Health Care Choices Should Be Made by the Patient, Not the Federal Government
One-size fits all health care system is ineffective, unfair to Wisconsin patients.
By Evan Karabas (email@example.com) and Charlie Mueth (firstname.lastname@example.org)
Anything that the government has power to provide you, it also has the power to take away. Only 18% of Americans trust the government, according to a Pew Research Center study. Do we really want to put our health in the hands of a government that has proven that they are incapable of providing quality and affordable healthcare to its citizens?
Placing healthcare decisions in the hands of the government instead of in the hands of the patients who will be impacted by the decisions. Under the “Affordable” Care Act, patients were falsely promised that they would be able to keep their healthcare plans and their doctors. They were also promised that plans would remain affordable. However, the monopoly that the federal government has created when it comes to healthcare has created a situation in which premiums have doubled and tripled in the state of Wisconsin.
Obamacare has stripped the industry of the mediocre competition it already had, and began to replace it with a government monopoly. From 2015 to 2018, the Heritage Foundation reported that significantly more health insurers are going out of business than entering the market.
Free market ideals are an integral part to the fabric of America, where competition has always been encouraged and monopolies broken up so consumers could have access to more options. By taking away choices from the consumer, prices in the healthcare market will continue to rise because there is no incentive to keep costs low. With a government that will always meet the price of a service no matter how high it goes and no competition between different providers, we will never see a reduction of costs in the healthcare market.
Victims of state-run healthcare systems all over the world are at the mercy of the state. They are a burden to the system, siphoning up the finite resources that were allocated. Those who require more care are a greater burden, and thus the state has even less of an incentive to care for them. The scary reality is that if one patient drained enough of the state’s resources, letting the patient die would benefit the state. We should not encourage this dangerous dynamic.
Instead, patients in a market based healthcare system are customers, and are therefore an asset to the healthcare provider. The resources, being primarily provided by the recipient of the care, are less finite, and the healthcare providers rely on the patients as much as the patients rely on the providers. Conversely, the state-run system has turned its back on its own patients—many of whom have fled to America to seek better care. Healthcare is a time sensitive service, wait lists and rationing aren’t acceptable practices when someone’s life is hanging in the balance.
It can be tempting to relinquish power to politicians who claim to have all the answers to the imperfections of the healthcare system. It’s easy to give the government more power, but it’s much more difficult to take that power back once it has been sacrificed. That said, once the state snatches control of the nation’s healthcare system, they will not let go, even when it inevitably ends in catastrophic failure.
A one-size-fits-all system will not solve our national healthcare problems. Health is too complex. Republicans are embracing the challenge of creating a sustainable healthcare system that will last for centuries.

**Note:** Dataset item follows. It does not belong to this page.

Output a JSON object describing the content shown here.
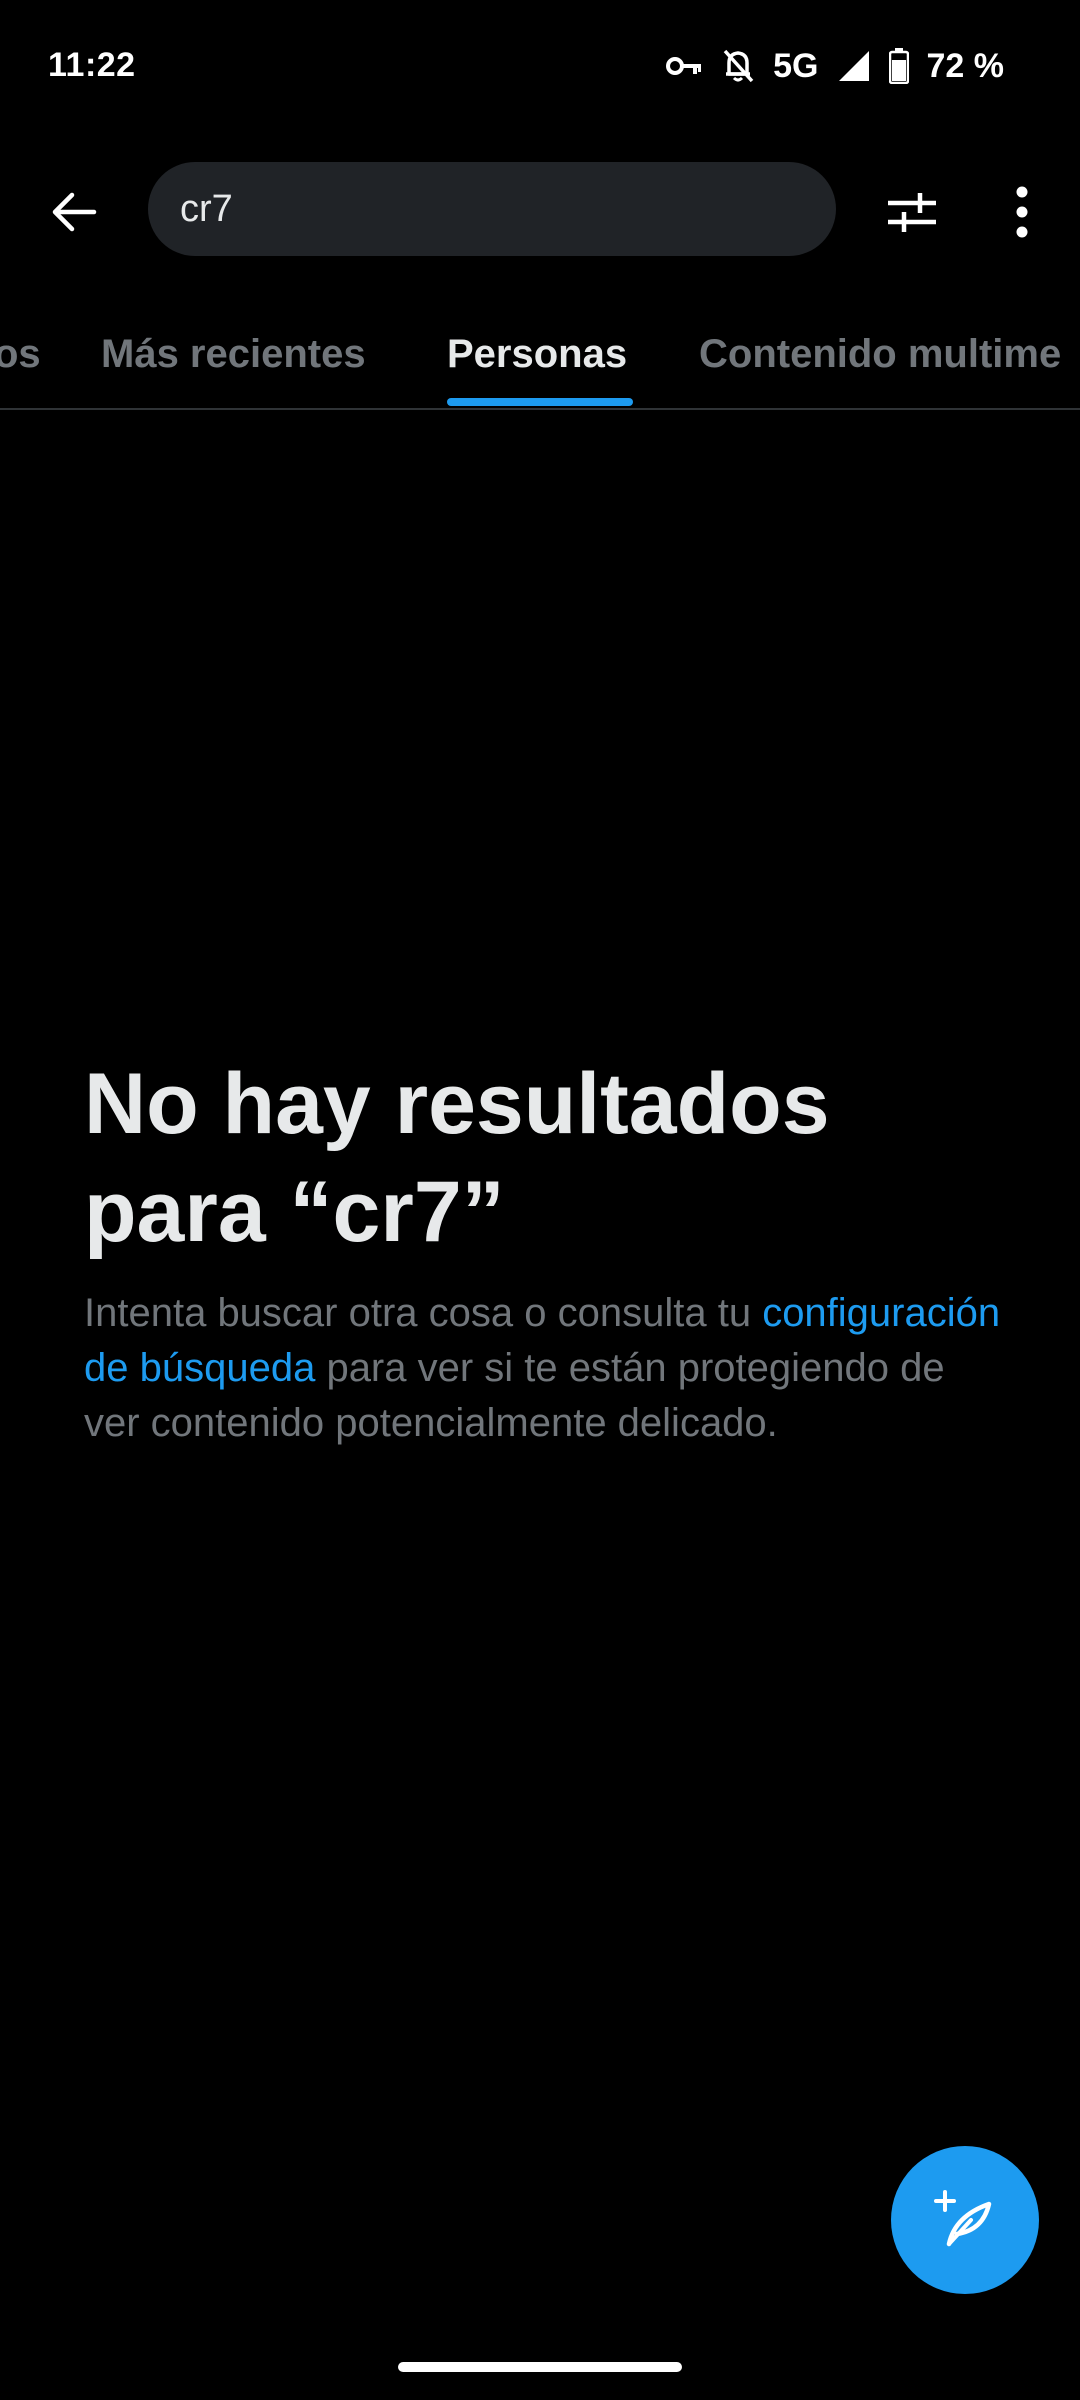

America’s health solution will come from individual states—not out-of-touch politicians in Washington.
We can provide quality healthcare to our nation's citizens while taking power out of the hands of the government and put it back in the hands of the patients. We will still be able to protect patients with pre-existing conditions without protecting the failures of Obamacare and other government mandated health care policies.
We simply cannot afford to move toward more government control when it comes to our healthcare choices. A plan for socialized medicine backed by politicians such as Bernie Sanders and Tammy Baldwin would cost taxpayers $32.6 trillion in the first ten years alone. A study found that funding the plan could not be covered even if federal income taxes doubled.

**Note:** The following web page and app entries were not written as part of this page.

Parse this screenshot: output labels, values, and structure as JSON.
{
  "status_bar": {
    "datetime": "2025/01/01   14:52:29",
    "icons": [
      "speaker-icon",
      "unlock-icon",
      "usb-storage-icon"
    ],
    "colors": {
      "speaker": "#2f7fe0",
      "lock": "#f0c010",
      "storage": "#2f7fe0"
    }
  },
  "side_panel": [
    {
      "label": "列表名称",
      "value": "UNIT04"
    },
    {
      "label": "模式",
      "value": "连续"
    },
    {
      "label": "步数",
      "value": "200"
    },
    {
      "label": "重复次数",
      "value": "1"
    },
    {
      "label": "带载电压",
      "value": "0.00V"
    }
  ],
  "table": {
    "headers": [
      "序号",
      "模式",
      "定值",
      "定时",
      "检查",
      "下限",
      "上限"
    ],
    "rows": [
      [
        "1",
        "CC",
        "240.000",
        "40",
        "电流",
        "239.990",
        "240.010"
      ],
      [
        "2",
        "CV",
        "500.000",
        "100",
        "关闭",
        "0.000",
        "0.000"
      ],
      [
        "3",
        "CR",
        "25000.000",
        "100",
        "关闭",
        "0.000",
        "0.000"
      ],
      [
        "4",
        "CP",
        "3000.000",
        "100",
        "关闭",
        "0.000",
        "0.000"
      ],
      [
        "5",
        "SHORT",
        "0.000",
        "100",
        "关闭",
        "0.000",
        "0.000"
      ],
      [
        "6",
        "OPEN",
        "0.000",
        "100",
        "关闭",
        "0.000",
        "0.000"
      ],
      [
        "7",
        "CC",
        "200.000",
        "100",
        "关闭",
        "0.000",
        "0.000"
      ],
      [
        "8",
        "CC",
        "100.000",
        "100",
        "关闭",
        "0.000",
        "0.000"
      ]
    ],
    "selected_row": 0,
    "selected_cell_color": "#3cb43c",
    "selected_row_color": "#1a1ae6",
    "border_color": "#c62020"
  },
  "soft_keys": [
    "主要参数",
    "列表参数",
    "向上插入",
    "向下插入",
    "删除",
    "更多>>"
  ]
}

The Trump Administration has already improved our healthcare system by reforming the Veterans Affairs (VA) Medical Center. Republicans repealed the Obamacare mandate that forced consumers to purchase healthcare plans that they didn’t necessarily need and couldn’t afford. We should support President Trump and Republicans across our nation in creating a sustainable, new system which puts the patient first, not the government.
A version of this article was also published in The Badger Herald.